thanks for your mission. thanks to all of you for what you're doing. and thanks to all of you for watching tonight. we'll be back in new york. that's "nbc nightly news" this monday night. i'm lester holt. have a good night. # # accused of taking advantagea patient. detective release new information about a well- known chiropractor -- right now at 6:00, accused of taking advantage of a patient. detectives release new information about a well-known chiropractor facing serious charges. good evening thanks for joining us. i'm jessica aguirre. i'm raj mathai. we're running new details about a story we broke on friday. an east bay chiropractor faces charges of sexual battery after a patient says he groped her during a massage. elise kirschner is in concord.

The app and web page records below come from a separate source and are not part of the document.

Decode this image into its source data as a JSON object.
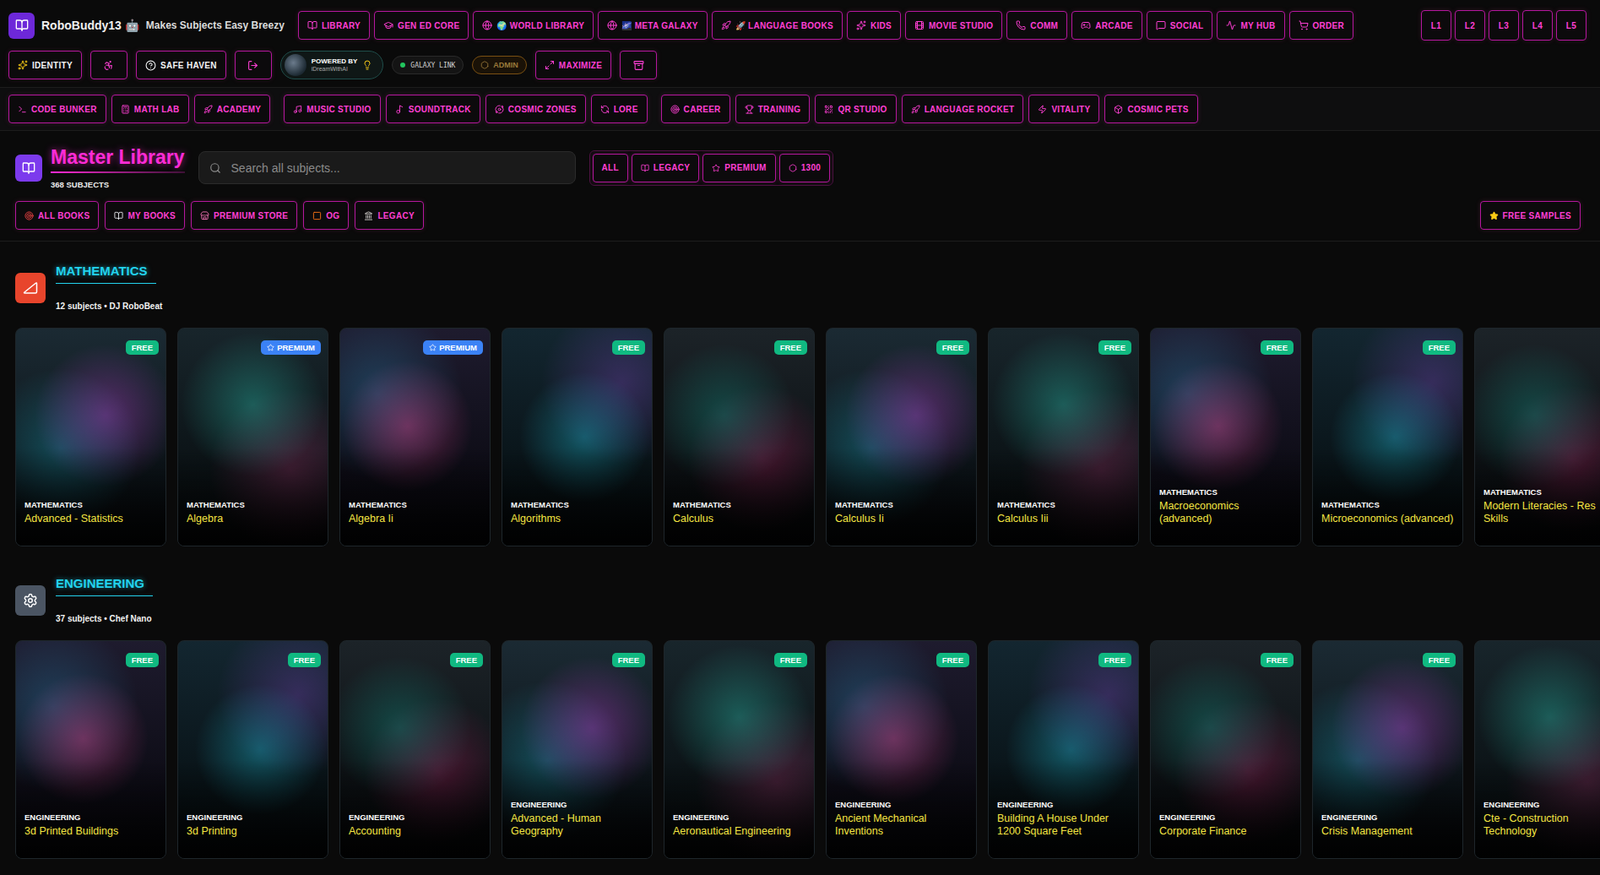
{
  "header": {
    "brand": "RoboBuddy13 🤖",
    "tagline": "Makes Subjects Easy Breezy",
    "nav": [
      {
        "label": "LIBRARY",
        "selected": false
      },
      {
        "label": "GEN ED CORE",
        "selected": false
      },
      {
        "label": "🌍 WORLD LIBRARY",
        "selected": false
      },
      {
        "label": "🌌 META GALAXY",
        "selected": false
      },
      {
        "label": "🚀 LANGUAGE BOOKS",
        "selected": false
      },
      {
        "label": "KIDS",
        "selected": false
      },
      {
        "label": "MOVIE STUDIO",
        "selected": false
      },
      {
        "label": "COMM",
        "selected": false
      },
      {
        "label": "ARCADE",
        "selected": false
      },
      {
        "label": "SOCIAL",
        "selected": false
      },
      {
        "label": "MY HUB",
        "selected": false
      },
      {
        "label": "ORDER",
        "selected": false
      }
    ],
    "levels": [
      "L1",
      "L2",
      "L3",
      "L4",
      "L5"
    ]
  },
  "toolbar": {
    "identity": "IDENTITY",
    "safe_haven": "SAFE HAVEN",
    "powered_by": "POWERED BY",
    "powered_name": "iDreamWithAI",
    "galaxy_link": "GALAXY LINK",
    "admin": {
      "label": "ADMIN",
      "disabled": true
    },
    "maximize": "MAXIMIZE"
  },
  "tools": [
    [
      "CODE BUNKER",
      "MATH LAB",
      "ACADEMY"
    ],
    [
      "MUSIC STUDIO",
      "SOUNDTRACK",
      "COSMIC ZONES",
      "LORE"
    ],
    [
      "CAREER",
      "TRAINING",
      "QR STUDIO",
      "LANGUAGE ROCKET",
      "VITALITY",
      "COSMIC PETS"
    ]
  ],
  "library": {
    "title": "Master Library",
    "count": "368 SUBJECTS",
    "search_placeholder": "Search all subjects...",
    "filters": [
      {
        "label": "ALL",
        "selected": false
      },
      {
        "label": "LEGACY",
        "selected": false
      },
      {
        "label": "PREMIUM",
        "selected": false
      },
      {
        "label": "1300",
        "selected": false
      }
    ],
    "book_tabs": [
      {
        "label": "ALL BOOKS",
        "selected": false
      },
      {
        "label": "MY BOOKS",
        "selected": false
      },
      {
        "label": "PREMIUM STORE",
        "selected": false
      },
      {
        "label": "OG",
        "selected": false
      },
      {
        "label": "LEGACY",
        "selected": false
      }
    ],
    "free_samples": "FREE SAMPLES"
  },
  "sections": [
    {
      "title": "MATHEMATICS",
      "meta": "12 subjects • DJ RoboBeat",
      "color": "#e8452c",
      "cards": [
        {
          "category": "MATHEMATICS",
          "title": "Advanced - Statistics",
          "badge": {
            "label": "FREE",
            "kind": "free",
            "color": "#10b981"
          }
        },
        {
          "category": "MATHEMATICS",
          "title": "Algebra",
          "badge": {
            "label": "PREMIUM",
            "kind": "premium",
            "color": "#3b82f6"
          }
        },
        {
          "category": "MATHEMATICS",
          "title": "Algebra Ii",
          "badge": {
            "label": "PREMIUM",
            "kind": "premium",
            "color": "#3b82f6"
          }
        },
        {
          "category": "MATHEMATICS",
          "title": "Algorithms",
          "badge": {
            "label": "FREE",
            "kind": "free",
            "color": "#10b981"
          }
        },
        {
          "category": "MATHEMATICS",
          "title": "Calculus",
          "badge": {
            "label": "FREE",
            "kind": "free",
            "color": "#10b981"
          }
        },
        {
          "category": "MATHEMATICS",
          "title": "Calculus Ii",
          "badge": {
            "label": "FREE",
            "kind": "free",
            "color": "#10b981"
          }
        },
        {
          "category": "MATHEMATICS",
          "title": "Calculus Iii",
          "badge": {
            "label": "FREE",
            "kind": "free",
            "color": "#10b981"
          }
        },
        {
          "category": "MATHEMATICS",
          "title": "Macroeconomics (advanced)",
          "badge": {
            "label": "FREE",
            "kind": "free",
            "color": "#10b981"
          }
        },
        {
          "category": "MATHEMATICS",
          "title": "Microeconomics (advanced)",
          "badge": {
            "label": "FREE",
            "kind": "free",
            "color": "#10b981"
          }
        },
        {
          "category": "MATHEMATICS",
          "title": "Modern Literacies - Res Skills",
          "badge": null
        }
      ]
    },
    {
      "title": "ENGINEERING",
      "meta": "37 subjects • Chef Nano",
      "color": "#4b5563",
      "cards": [
        {
          "category": "ENGINEERING",
          "title": "3d Printed Buildings",
          "badge": {
            "label": "FREE",
            "kind": "free",
            "color": "#10b981"
          }
        },
        {
          "category": "ENGINEERING",
          "title": "3d Printing",
          "badge": {
            "label": "FREE",
            "kind": "free",
            "color": "#10b981"
          }
        },
        {
          "category": "ENGINEERING",
          "title": "Accounting",
          "badge": {
            "label": "FREE",
            "kind": "free",
            "color": "#10b981"
          }
        },
        {
          "category": "ENGINEERING",
          "title": "Advanced - Human Geography",
          "badge": {
            "label": "FREE",
            "kind": "free",
            "color": "#10b981"
          }
        },
        {
          "category": "ENGINEERING",
          "title": "Aeronautical Engineering",
          "badge": {
            "label": "FREE",
            "kind": "free",
            "color": "#10b981"
          }
        },
        {
          "category": "ENGINEERING",
          "title": "Ancient Mechanical Inventions",
          "badge": {
            "label": "FREE",
            "kind": "free",
            "color": "#10b981"
          }
        },
        {
          "category": "ENGINEERING",
          "title": "Building A House Under 1200 Square Feet",
          "badge": {
            "label": "FREE",
            "kind": "free",
            "color": "#10b981"
          }
        },
        {
          "category": "ENGINEERING",
          "title": "Corporate Finance",
          "badge": {
            "label": "FREE",
            "kind": "free",
            "color": "#10b981"
          }
        },
        {
          "category": "ENGINEERING",
          "title": "Crisis Management",
          "badge": {
            "label": "FREE",
            "kind": "free",
            "color": "#10b981"
          }
        },
        {
          "category": "ENGINEERING",
          "title": "Cte - Construction Technology",
          "badge": null
        }
      ]
    }
  ]
}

what's the latest? >> reporter: raj, we're learning that that patient came to headquarters and said the doctor had touched her inappropriately during a massage. the doctor had no interest in addressing those allegations. >> if you've been in an accident or having pain, you already know you should see dr. moon. >> he's very public in commercials. all over facebook and on yelp with several positive reviews. >> i'm looking for dr. moon. >> dr. moon stayed behind the door of his clayton home this afternoon. >> definitely surprised. >> reporter: on friday, we were there exclusively as the popular chiropractor was arrested outside his concord office. he's facing sexual battery charges. >> dr. moon held the gown down and touched her breast. >> reporter: authorities say a long-time female patient went in to his office for a deep tissue